◆ **What needs to be done**
All lines from the entries below that contain the string "data" should be copied out.

====== Task inputs

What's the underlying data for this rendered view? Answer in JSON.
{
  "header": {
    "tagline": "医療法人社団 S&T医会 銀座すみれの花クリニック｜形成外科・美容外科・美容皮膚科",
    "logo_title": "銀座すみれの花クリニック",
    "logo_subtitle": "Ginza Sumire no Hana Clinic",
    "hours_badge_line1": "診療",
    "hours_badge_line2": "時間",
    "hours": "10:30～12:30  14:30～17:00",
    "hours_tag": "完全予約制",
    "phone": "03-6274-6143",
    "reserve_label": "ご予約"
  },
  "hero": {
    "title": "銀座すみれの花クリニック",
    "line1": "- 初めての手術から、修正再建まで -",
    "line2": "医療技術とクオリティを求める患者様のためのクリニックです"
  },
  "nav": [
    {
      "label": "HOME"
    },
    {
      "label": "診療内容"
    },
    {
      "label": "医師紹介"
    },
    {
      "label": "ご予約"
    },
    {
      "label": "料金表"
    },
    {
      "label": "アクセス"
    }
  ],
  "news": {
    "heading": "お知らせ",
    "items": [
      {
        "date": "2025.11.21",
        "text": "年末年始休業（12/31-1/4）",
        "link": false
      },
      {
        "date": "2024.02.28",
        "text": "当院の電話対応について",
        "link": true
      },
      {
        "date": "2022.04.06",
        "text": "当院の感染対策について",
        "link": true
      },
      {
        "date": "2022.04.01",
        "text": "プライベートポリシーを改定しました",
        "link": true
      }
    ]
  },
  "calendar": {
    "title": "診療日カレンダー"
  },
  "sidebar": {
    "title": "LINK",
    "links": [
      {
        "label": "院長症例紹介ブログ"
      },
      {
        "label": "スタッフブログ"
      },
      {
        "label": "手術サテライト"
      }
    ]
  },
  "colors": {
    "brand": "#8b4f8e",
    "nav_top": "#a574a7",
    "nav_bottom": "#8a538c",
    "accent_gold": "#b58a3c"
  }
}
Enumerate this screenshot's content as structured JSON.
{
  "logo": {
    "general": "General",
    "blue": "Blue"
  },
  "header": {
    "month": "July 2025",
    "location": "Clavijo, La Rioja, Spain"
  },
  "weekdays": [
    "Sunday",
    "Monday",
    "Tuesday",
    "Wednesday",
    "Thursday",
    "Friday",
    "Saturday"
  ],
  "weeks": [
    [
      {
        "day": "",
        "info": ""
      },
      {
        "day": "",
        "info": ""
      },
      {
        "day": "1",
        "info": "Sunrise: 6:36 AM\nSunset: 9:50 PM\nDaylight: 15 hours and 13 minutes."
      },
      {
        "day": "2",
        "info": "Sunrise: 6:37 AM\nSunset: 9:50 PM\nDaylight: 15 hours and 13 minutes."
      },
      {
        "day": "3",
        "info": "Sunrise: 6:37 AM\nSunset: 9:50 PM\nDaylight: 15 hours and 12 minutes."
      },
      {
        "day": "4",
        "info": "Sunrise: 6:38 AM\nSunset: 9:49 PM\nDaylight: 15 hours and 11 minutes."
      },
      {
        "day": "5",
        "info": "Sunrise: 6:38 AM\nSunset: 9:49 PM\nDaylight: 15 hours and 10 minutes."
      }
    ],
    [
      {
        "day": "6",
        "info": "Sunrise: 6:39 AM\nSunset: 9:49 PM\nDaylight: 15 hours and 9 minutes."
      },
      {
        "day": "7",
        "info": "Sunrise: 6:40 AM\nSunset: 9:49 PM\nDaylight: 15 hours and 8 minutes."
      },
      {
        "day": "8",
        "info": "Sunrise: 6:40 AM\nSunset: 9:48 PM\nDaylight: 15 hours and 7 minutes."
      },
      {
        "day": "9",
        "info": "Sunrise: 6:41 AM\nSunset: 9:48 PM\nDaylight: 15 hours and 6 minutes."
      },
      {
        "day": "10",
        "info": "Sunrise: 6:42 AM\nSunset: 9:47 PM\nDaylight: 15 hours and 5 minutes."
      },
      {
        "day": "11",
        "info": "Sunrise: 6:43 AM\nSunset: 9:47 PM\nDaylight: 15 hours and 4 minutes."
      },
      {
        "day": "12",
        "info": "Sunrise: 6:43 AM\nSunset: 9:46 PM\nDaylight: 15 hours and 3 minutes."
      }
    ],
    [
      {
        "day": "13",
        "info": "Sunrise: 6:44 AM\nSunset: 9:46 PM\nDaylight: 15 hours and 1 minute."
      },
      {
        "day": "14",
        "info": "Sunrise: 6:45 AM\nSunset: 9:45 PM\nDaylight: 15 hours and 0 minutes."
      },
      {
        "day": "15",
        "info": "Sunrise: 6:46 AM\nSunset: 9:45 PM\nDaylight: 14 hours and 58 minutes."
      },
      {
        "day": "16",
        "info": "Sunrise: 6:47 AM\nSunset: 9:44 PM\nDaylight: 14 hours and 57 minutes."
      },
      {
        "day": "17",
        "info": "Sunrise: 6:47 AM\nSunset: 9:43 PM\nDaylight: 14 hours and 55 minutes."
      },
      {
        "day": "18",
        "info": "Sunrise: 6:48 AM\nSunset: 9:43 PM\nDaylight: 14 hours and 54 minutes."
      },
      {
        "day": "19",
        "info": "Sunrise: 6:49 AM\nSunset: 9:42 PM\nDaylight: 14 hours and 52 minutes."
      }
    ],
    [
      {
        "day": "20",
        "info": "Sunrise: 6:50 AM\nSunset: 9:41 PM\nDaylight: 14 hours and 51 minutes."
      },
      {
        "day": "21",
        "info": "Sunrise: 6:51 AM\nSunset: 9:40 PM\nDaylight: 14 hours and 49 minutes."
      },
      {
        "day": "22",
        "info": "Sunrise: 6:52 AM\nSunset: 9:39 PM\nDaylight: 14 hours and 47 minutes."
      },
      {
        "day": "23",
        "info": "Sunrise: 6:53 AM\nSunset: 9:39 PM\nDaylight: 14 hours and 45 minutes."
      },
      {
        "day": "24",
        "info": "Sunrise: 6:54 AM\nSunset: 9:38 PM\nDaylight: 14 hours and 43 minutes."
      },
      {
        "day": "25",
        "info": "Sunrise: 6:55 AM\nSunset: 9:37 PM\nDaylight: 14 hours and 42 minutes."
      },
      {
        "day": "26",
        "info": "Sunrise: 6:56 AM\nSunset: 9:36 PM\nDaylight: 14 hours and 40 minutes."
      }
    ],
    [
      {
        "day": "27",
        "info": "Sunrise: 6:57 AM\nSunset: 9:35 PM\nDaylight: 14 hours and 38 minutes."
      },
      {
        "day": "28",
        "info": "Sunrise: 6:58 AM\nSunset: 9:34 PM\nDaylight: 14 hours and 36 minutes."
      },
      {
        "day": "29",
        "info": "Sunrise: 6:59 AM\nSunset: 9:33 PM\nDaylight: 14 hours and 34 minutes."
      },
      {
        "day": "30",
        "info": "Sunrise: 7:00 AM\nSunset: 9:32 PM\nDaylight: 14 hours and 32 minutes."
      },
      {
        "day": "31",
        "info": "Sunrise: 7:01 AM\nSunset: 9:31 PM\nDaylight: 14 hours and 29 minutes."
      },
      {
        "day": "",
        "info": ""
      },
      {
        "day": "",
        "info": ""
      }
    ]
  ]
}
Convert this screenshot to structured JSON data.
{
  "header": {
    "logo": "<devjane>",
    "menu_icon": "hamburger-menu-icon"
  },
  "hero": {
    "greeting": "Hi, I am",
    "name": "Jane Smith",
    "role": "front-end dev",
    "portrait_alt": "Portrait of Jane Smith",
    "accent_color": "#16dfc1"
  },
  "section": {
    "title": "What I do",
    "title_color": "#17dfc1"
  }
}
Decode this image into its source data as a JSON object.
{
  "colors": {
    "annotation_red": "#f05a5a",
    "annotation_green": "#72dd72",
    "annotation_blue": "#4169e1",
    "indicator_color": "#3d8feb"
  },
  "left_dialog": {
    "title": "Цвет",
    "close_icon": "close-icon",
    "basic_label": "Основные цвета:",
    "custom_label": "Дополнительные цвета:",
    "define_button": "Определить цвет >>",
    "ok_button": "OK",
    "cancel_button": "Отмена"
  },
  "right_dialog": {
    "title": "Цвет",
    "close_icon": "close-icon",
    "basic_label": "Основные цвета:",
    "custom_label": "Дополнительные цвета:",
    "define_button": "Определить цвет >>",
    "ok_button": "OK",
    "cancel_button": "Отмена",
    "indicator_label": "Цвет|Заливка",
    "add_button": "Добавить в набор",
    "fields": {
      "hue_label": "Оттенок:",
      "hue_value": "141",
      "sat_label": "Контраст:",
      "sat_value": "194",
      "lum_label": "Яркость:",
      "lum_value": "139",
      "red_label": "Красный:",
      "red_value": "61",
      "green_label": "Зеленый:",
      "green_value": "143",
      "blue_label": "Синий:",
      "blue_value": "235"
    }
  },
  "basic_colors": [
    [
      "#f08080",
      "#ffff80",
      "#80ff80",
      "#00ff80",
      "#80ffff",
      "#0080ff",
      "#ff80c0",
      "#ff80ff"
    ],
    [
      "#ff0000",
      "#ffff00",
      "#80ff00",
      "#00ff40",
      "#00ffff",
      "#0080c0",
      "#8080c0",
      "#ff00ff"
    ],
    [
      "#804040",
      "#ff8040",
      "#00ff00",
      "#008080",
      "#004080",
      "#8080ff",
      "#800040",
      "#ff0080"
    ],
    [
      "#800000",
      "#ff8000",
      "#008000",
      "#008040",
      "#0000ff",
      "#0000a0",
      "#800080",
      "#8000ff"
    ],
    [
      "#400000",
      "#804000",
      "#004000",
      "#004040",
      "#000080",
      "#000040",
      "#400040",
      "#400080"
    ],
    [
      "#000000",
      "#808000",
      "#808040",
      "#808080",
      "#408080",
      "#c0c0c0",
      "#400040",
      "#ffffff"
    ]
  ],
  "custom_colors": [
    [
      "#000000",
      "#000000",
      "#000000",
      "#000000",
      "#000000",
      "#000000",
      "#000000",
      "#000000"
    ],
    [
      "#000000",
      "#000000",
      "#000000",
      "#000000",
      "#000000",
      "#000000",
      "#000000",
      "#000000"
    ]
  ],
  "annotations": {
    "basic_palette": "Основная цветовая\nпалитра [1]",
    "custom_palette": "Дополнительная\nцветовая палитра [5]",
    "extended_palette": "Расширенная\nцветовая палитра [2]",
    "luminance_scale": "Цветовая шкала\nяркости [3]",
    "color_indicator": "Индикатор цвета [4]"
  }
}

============

◆ **Expected answer**
What's the underlying data for this rendered view? Answer in JSON.
Convert this screenshot to structured JSON data.
Decode this image into its source data as a JSON object.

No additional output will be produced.